It’s hard to find the words to accurately paint a picture of just how intense Varanasi really is. As the country’s holiest city, Varanasi is definitely India at it’s most unashamedly Indian and highlights just how much you can love and hate this country at the same time. In any case, it was certainly a fitting city to spend our last few days in India.
We arrived in Varanasi after a very delayed, very long train trip from Rishikesh and found ourselves in a tuk tuk battling the crowds who were out in force to celebrate the a festival called Dashain. Apparently 20 million people came to Varanasi to celebrate the festival, which obviously added to the intensity of this already overcrowded city.
We found a hotel and then moved again the next morning as the bed was the worst on our travels yet- we put down all of our blankets and some yoga mats and it was still as though we were lying on concrete slabs. That day we took a short walking tour with Gopal, one of the workers at our new hotel who looked constantly stoned and has red teeth from all the paan (tobacco) that most Indian men are constantly sucking.
Gopal took us down to the Ganga (River Ganges), India’s most beloved, holiest river that is the source of life for all Indians that draws hundreds of millions of people to it every year. Many people live their lives to die in Varanasi and be cremated next to the Ganga and many people come to this city to await their deaths, only to wait another few decades. Gopal knew one lady who came to Varanasi to die and is still waiting 35 years later.

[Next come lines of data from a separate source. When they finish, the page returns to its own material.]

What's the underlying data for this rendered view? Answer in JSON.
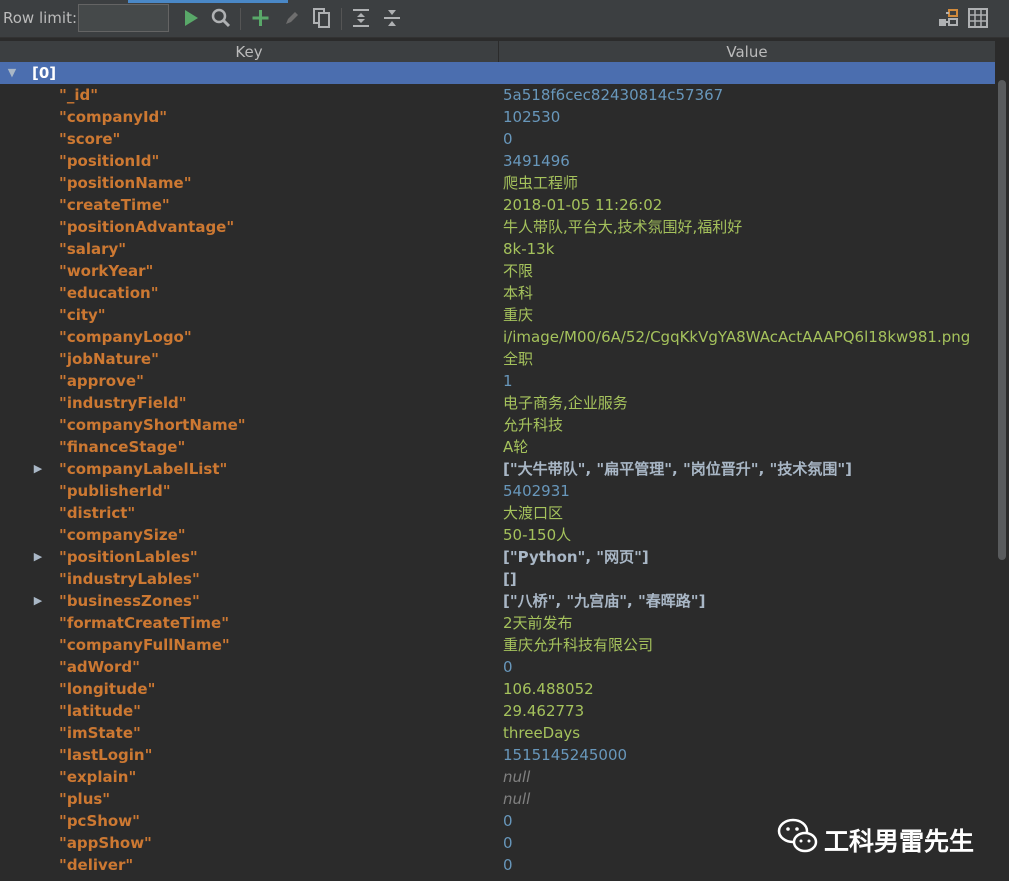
{
  "toolbar": {
    "row_limit_label": "Row limit:",
    "row_limit_value": ""
  },
  "header": {
    "key": "Key",
    "value": "Value"
  },
  "root": {
    "label": "[0]"
  },
  "rows": [
    {
      "key": "\"_id\"",
      "value": "5a518f6cec82430814c57367",
      "type": "num",
      "expandable": false
    },
    {
      "key": "\"companyId\"",
      "value": "102530",
      "type": "num",
      "expandable": false
    },
    {
      "key": "\"score\"",
      "value": "0",
      "type": "num",
      "expandable": false
    },
    {
      "key": "\"positionId\"",
      "value": "3491496",
      "type": "num",
      "expandable": false
    },
    {
      "key": "\"positionName\"",
      "value": "爬虫工程师",
      "type": "str",
      "expandable": false
    },
    {
      "key": "\"createTime\"",
      "value": "2018-01-05 11:26:02",
      "type": "str",
      "expandable": false
    },
    {
      "key": "\"positionAdvantage\"",
      "value": "牛人带队,平台大,技术氛围好,福利好",
      "type": "str",
      "expandable": false
    },
    {
      "key": "\"salary\"",
      "value": "8k-13k",
      "type": "str",
      "expandable": false
    },
    {
      "key": "\"workYear\"",
      "value": "不限",
      "type": "str",
      "expandable": false
    },
    {
      "key": "\"education\"",
      "value": "本科",
      "type": "str",
      "expandable": false
    },
    {
      "key": "\"city\"",
      "value": "重庆",
      "type": "str",
      "expandable": false
    },
    {
      "key": "\"companyLogo\"",
      "value": "i/image/M00/6A/52/CgqKkVgYA8WAcActAAAPQ6l18kw981.png",
      "type": "str",
      "expandable": false
    },
    {
      "key": "\"jobNature\"",
      "value": "全职",
      "type": "str",
      "expandable": false
    },
    {
      "key": "\"approve\"",
      "value": "1",
      "type": "num",
      "expandable": false
    },
    {
      "key": "\"industryField\"",
      "value": "电子商务,企业服务",
      "type": "str",
      "expandable": false
    },
    {
      "key": "\"companyShortName\"",
      "value": "允升科技",
      "type": "str",
      "expandable": false
    },
    {
      "key": "\"financeStage\"",
      "value": "A轮",
      "type": "str",
      "expandable": false
    },
    {
      "key": "\"companyLabelList\"",
      "value": "[\"大牛带队\", \"扁平管理\", \"岗位晋升\", \"技术氛围\"]",
      "type": "list",
      "expandable": true
    },
    {
      "key": "\"publisherId\"",
      "value": "5402931",
      "type": "num",
      "expandable": false
    },
    {
      "key": "\"district\"",
      "value": "大渡口区",
      "type": "str",
      "expandable": false
    },
    {
      "key": "\"companySize\"",
      "value": "50-150人",
      "type": "str",
      "expandable": false
    },
    {
      "key": "\"positionLables\"",
      "value": "[\"Python\", \"网页\"]",
      "type": "list",
      "expandable": true
    },
    {
      "key": "\"industryLables\"",
      "value": "[]",
      "type": "list",
      "expandable": false
    },
    {
      "key": "\"businessZones\"",
      "value": "[\"八桥\", \"九宫庙\", \"春晖路\"]",
      "type": "list",
      "expandable": true
    },
    {
      "key": "\"formatCreateTime\"",
      "value": "2天前发布",
      "type": "str",
      "expandable": false
    },
    {
      "key": "\"companyFullName\"",
      "value": "重庆允升科技有限公司",
      "type": "str",
      "expandable": false
    },
    {
      "key": "\"adWord\"",
      "value": "0",
      "type": "num",
      "expandable": false
    },
    {
      "key": "\"longitude\"",
      "value": "106.488052",
      "type": "str",
      "expandable": false
    },
    {
      "key": "\"latitude\"",
      "value": "29.462773",
      "type": "str",
      "expandable": false
    },
    {
      "key": "\"imState\"",
      "value": "threeDays",
      "type": "str",
      "expandable": false
    },
    {
      "key": "\"lastLogin\"",
      "value": "1515145245000",
      "type": "num",
      "expandable": false
    },
    {
      "key": "\"explain\"",
      "value": "null",
      "type": "null",
      "expandable": false
    },
    {
      "key": "\"plus\"",
      "value": "null",
      "type": "null",
      "expandable": false
    },
    {
      "key": "\"pcShow\"",
      "value": "0",
      "type": "num",
      "expandable": false
    },
    {
      "key": "\"appShow\"",
      "value": "0",
      "type": "num",
      "expandable": false
    },
    {
      "key": "\"deliver\"",
      "value": "0",
      "type": "num",
      "expandable": false
    }
  ],
  "watermark": {
    "text": "工科男雷先生"
  },
  "icons": {
    "run": "play-icon",
    "find": "search-icon",
    "add": "plus-icon",
    "edit": "pencil-icon",
    "copy": "copy-icon",
    "expand_all": "expand-all-icon",
    "collapse_all": "collapse-all-icon",
    "tree_view": "tree-view-icon",
    "table_view": "table-view-icon",
    "wechat": "wechat-icon"
  },
  "colors": {
    "key": "#cc7832",
    "string": "#a5c25c",
    "number": "#6897bb",
    "null": "#808080",
    "selection": "#4b6eaf",
    "background": "#2b2b2b"
  }
}
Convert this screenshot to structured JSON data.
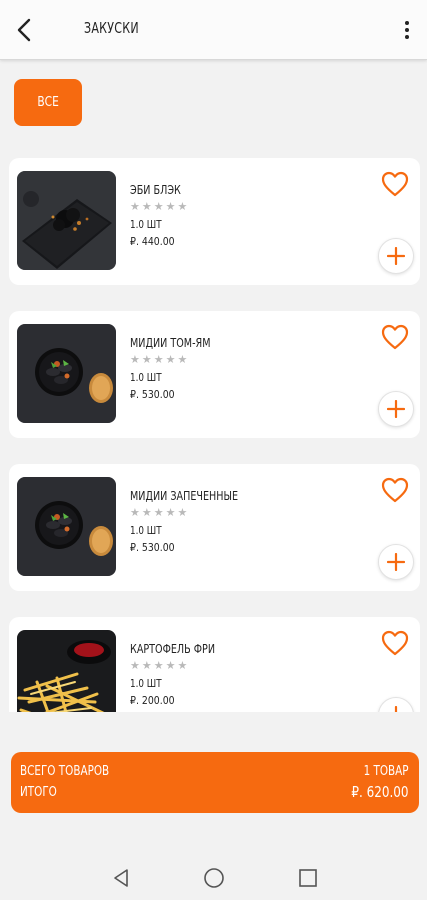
{
  "header": {
    "title": "ЗАКУСКИ",
    "back_icon": "back-arrow-icon",
    "menu_icon": "more-vertical-icon"
  },
  "filter": {
    "label": "ВСЕ",
    "color": "#f66a10"
  },
  "products": [
    {
      "name": "ЭБИ БЛЭК",
      "quantity": "1.0 ШТ",
      "price": "₽. 440.00",
      "rating": 0,
      "image": "shrimp-dish-image"
    },
    {
      "name": "МИДИИ ТОМ-ЯМ",
      "quantity": "1.0 ШТ",
      "price": "₽. 530.00",
      "rating": 0,
      "image": "mussels-dish-image"
    },
    {
      "name": "МИДИИ ЗАПЕЧЕННЫЕ",
      "quantity": "1.0 ШТ",
      "price": "₽. 530.00",
      "rating": 0,
      "image": "mussels-dish-image"
    },
    {
      "name": "КАРТОФЕЛЬ ФРИ",
      "quantity": "1.0 ШТ",
      "price": "₽. 200.00",
      "rating": 0,
      "image": "fries-image"
    }
  ],
  "cart": {
    "items_label": "ВСЕГО ТОВАРОВ",
    "items_value": "1 ТОВАР",
    "total_label": "ИТОГО",
    "total_value": "₽. 620.00"
  },
  "colors": {
    "accent": "#f66a10",
    "background": "#f2f2f2",
    "card": "#ffffff",
    "star_empty": "#b9b9b9"
  },
  "navigation": [
    "back-triangle-icon",
    "home-circle-icon",
    "recents-square-icon"
  ]
}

The scenes that we saw down at the Ganga are some of the most intense I have seen in all my years traveling. People come to bathe daily, washing themselves, dunking themselves in the river, gargling and drinking the water while someone else goes to the bathroom 2 meters away and herds of buffalo sit calmly next to them, almost fully submerged in the water to escape the intense heat. Not 50 meters away, you can see bodies of faithful Indians being cremated 24 hours a day at the burning Ghat. Wood is piled up by the Untouchables, India’s lowest ranks of a still very prevalent caste system, while the body of the dead wrapped in white cloth and bright metallic material, is carried down to the river by male family members chanting prayers. After being washed in the Ganga one last time, the body is placed on the wood and sprinkled with sandalwood to mask the smell, then being set alight after the family says their prayers and watches, along with any other spectator, as the body burns. The Untouchables make sure the body is burning properly, poking it back into the fire with a long stick and keeping the fire burning while opportunistic dogs scavenge around in search of a bone.
Once the fire is out after a few hours, the Untouchables gather the ashes to find the chest bone (male) and pelvis (female) that they then throw into the river. The ashes pile up on the shore of the river, and are sifted through in search of silver and gold teeth fillings, as well as womens’ jewellery that the Untouchables are then allowed to sell. In the mean time, the male family members of the dead shave their heads and bathe in the river next to the cremation point.
Not all bodies are burned – Sadhus, pregnant women, children under 12, lepers, people who have been bitten by a cobra and cows are already considered pure. Instead, these bodies are tide to a large rock and simply dumped in the middle of the river, about 30 meters from the shore. Though we thankfully didn’t see any, apparently these bodies often float to the top and then to the east side of the river where they are feed for many birds and dogs. Circle of life, I guess. You would imagine that there are some extreme health issues raised from all of this activity going on in the one river at the same time, but the locals will swear that it’s mind over matter and the Ganga is the source of life, not sickness.
We took a boat ride for sunset and saw a ceremony that happens everyday by the river – it seems everyone had the same idea as us as we were surrounded by boats filled with Indian families and tourists. We also took a stroll through the tiny little streets that lead down to the river which, like many indian cities, were packed full of people, touts, motobikes, goats, cows, shops, chaiwallas – absolute chaos. We saw our first fight between two bulls that ended up knocking over and trampling about 6 motorbikes while terrified Indians jumped out of the way of where we were standing not 30 seconds before.
One of the days of Dashain, animals are slaughtered for the purpose of both sacrifices and feasts which, in a city as big as Varanasi, is a LOT of animals. Unbeknown to us, this happens on one of the main streets where we decided to walk one day and I almost slipped over from the layer of blood and innards that lay on the ground. The next day was cleanup day and, once again with impeccable timing, we got caught in a traffic jam caused by the tractor scooping up all of the remains to be taken and burned somewhere. Not the most pleasant experience.
The owner of the hotel we were staying in was very correct in saying that “India is like LSD – you can have a bad trip and you can have a good trip, but at least you’re having a trip”. Too true – we had great times in India and we had some times where I just wanted jump on a plane and get out as fast as possible, but it was certainly an experience we’ll never forget. Just over two months to the day since we arrived, we were happy to cross the border to Nepal to start a new chapter of the adventure.